Here, appellant was in custody and was receiving food and water. Although appellant had delusions about his food and water being poisoned, the record is legally insufficient to support a conclusion that his delusions threatened his near-term survival. Kelley testified that appellant had lost between 10 and 15 pounds, but the record does not indicate that that weight loss had a negative effect on appellant's health, much less that it threatened his survival. And, as noted, Grooms testified that appellant was eating and drinking, albeit irregularly, despite his delusions. Thus, although appellant was experiencing delusions about food and water and had lost weight, the evidence was insufficient to establish an “imminent and serious threat” to his health and safety. See State v. M. J., 245 Or.App. 553, 559, 263 P3d 1115 (2011) (evidence that appellant's unreasonable paranoia affected his diet was insufficient to support a “basic needs” commitment, where “nothing in the record suggest [ed] that appellant was in imminent danger of malnutrition or starvation”).
The trial court expressed concern about appellant's ability to provide for his basic needs if he was released from jail on his misdemeanor charges and was not detained by immigration officials. As mentioned, the court believed appellant was unable to make and follow through with a plan. But the record is insufficient to establish that appellant's inability to make and follow through with a plan would threaten his near-term survival.

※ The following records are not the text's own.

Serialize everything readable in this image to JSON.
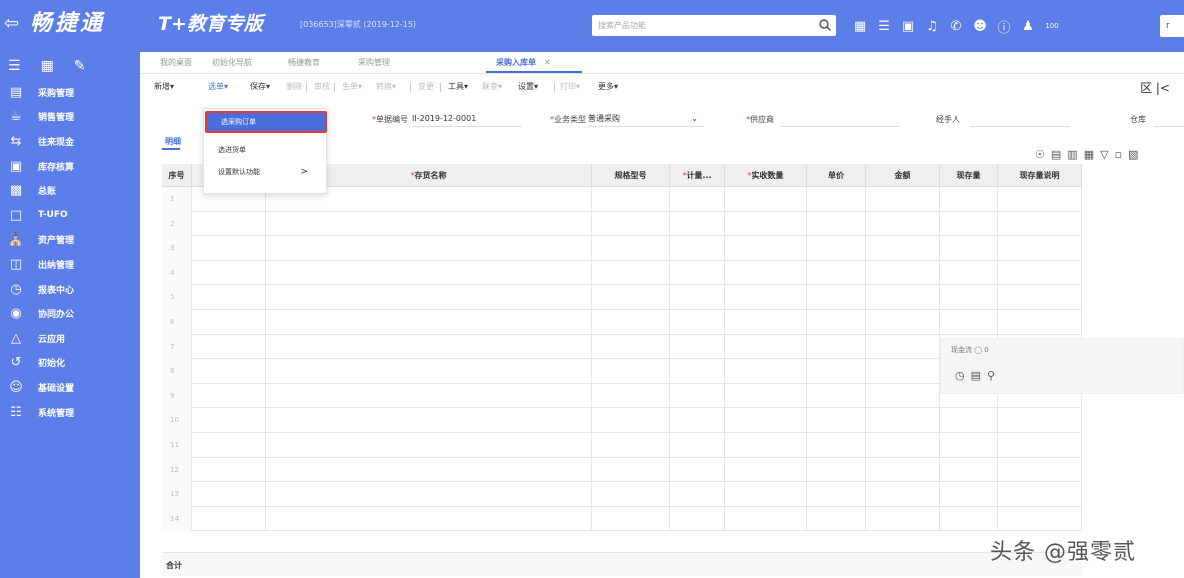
{
  "header": {
    "back_icon": "back-arrow-icon",
    "brand": "畅捷通",
    "product": "T+教育专版",
    "account_info": "[036653]深零贰 (2019-12-15)",
    "search_placeholder": "搜索产品功能",
    "icons": [
      "search-icon",
      "calculator-icon",
      "org-icon",
      "message-icon",
      "bell-icon",
      "phone-icon",
      "mascot-icon",
      "help-icon",
      "user-icon",
      "badge-icon"
    ],
    "badge_text": "100",
    "user_chip": "r"
  },
  "sidebar": {
    "top_icons": [
      "menu-icon",
      "bookmark-icon",
      "edit-icon"
    ],
    "items": [
      {
        "label": "采购管理",
        "icon": "cart-icon"
      },
      {
        "label": "销售管理",
        "icon": "sales-icon"
      },
      {
        "label": "往来现金",
        "icon": "cash-icon"
      },
      {
        "label": "库存核算",
        "icon": "warehouse-icon"
      },
      {
        "label": "总账",
        "icon": "ledger-icon"
      },
      {
        "label": "T-UFO",
        "icon": "report-icon"
      },
      {
        "label": "资产管理",
        "icon": "bank-icon"
      },
      {
        "label": "出纳管理",
        "icon": "cashier-icon"
      },
      {
        "label": "报表中心",
        "icon": "chart-icon"
      },
      {
        "label": "协同办公",
        "icon": "collab-icon"
      },
      {
        "label": "云应用",
        "icon": "cloud-icon"
      },
      {
        "label": "初始化",
        "icon": "init-icon"
      },
      {
        "label": "基础设置",
        "icon": "settings-user-icon"
      },
      {
        "label": "系统管理",
        "icon": "system-icon"
      }
    ]
  },
  "tabs": [
    {
      "label": "我的桌面"
    },
    {
      "label": "初始化导航"
    },
    {
      "label": "畅捷教育"
    },
    {
      "label": "采购管理"
    },
    {
      "label": "采购入库单",
      "active": true
    }
  ],
  "toolbar": {
    "items": [
      {
        "label": "新增▾"
      },
      {
        "label": "选单▾",
        "style": "link"
      },
      {
        "label": "保存▾"
      },
      {
        "label": "删除",
        "style": "dim"
      },
      {
        "label": "审核",
        "style": "dim"
      },
      {
        "label": "生单▾",
        "style": "dim"
      },
      {
        "label": "转换▾",
        "style": "dim"
      },
      {
        "label": "变更",
        "style": "dim"
      },
      {
        "label": "工具▾"
      },
      {
        "label": "联查▾",
        "style": "dim"
      },
      {
        "label": "设置▾"
      },
      {
        "label": "打印▾",
        "style": "dim"
      },
      {
        "label": "更多▾"
      }
    ],
    "right_icons": "区 |<"
  },
  "form": {
    "doc_no_label": "单据编号",
    "doc_no_value": "II-2019-12-0001",
    "biz_type_label": "业务类型",
    "biz_type_value": "普通采购",
    "supplier_label": "供应商",
    "handler_label": "经手人",
    "warehouse_label": "仓库"
  },
  "subtab": "明细",
  "dropdown": {
    "items": [
      "选采购订单",
      "选进货单",
      "设置默认功能"
    ]
  },
  "table": {
    "columns": [
      {
        "label": "序号"
      },
      {
        "label": ""
      },
      {
        "label": "存货名称",
        "required": true
      },
      {
        "label": "规格型号"
      },
      {
        "label": "计量...",
        "required": true
      },
      {
        "label": "实收数量",
        "required": true
      },
      {
        "label": "单价"
      },
      {
        "label": "金额"
      },
      {
        "label": "现存量"
      },
      {
        "label": "现存量说明"
      }
    ],
    "rows": [
      "1",
      "2",
      "3",
      "4",
      "5",
      "6",
      "7",
      "8",
      "9",
      "10",
      "11",
      "12",
      "13",
      "14"
    ],
    "total_label": "合计"
  },
  "float_panel": {
    "label": "现金流 ◯ 0"
  },
  "watermark": "头条 @强零贰"
}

Even assuming that appellant would be homeless upon release, “[h]omelessness is not, by itself, sufficient grounds for [a ‘basic needs'] commitment.” Hayes, 202 Or.App. at 67 (citing State v. Baxter, 138 Or.App. 94, 99, 906 P.2d 849 (1995)). Rather, the record must persuasively establish that, because of the totality of the circumstances, “appellant, if homeless, ‘probably would not survive in the near future.’ “ Id. (quoting Bunting, 112 Or.App. at 146); see also M. J., 245 Or.App. at 558–59 (although appellant could not articulate a plan for where he would go if released from the hospital, commitment was not justified because “nothing on the record indicates that homelessness would create an imminent threat to his survival”). Here, even assuming that appellant would be released from custody, the record is insufficient to establish that appellant would face an “imminent threat to [his] safe survival.” M. C., 227 Or.App. at 534.
In sum, the evidentiary record is legally insufficient to establish that appellant was a danger to himself or others or unable to provide for his basic needs. Therefore, the trial court erred by committing appellant.
1. Although some of the cases cited in this opinion were subject to de novo review, they guide our analysis because “our disposition in each instance ultimately derived from legal principles that apply and control regardless of the standard of appellate review pertaining to the predicate facts.” State v. B. B., 240 Or.App. 75, 84, 245 P3d 697 (2010).
DUNCAN, P. J.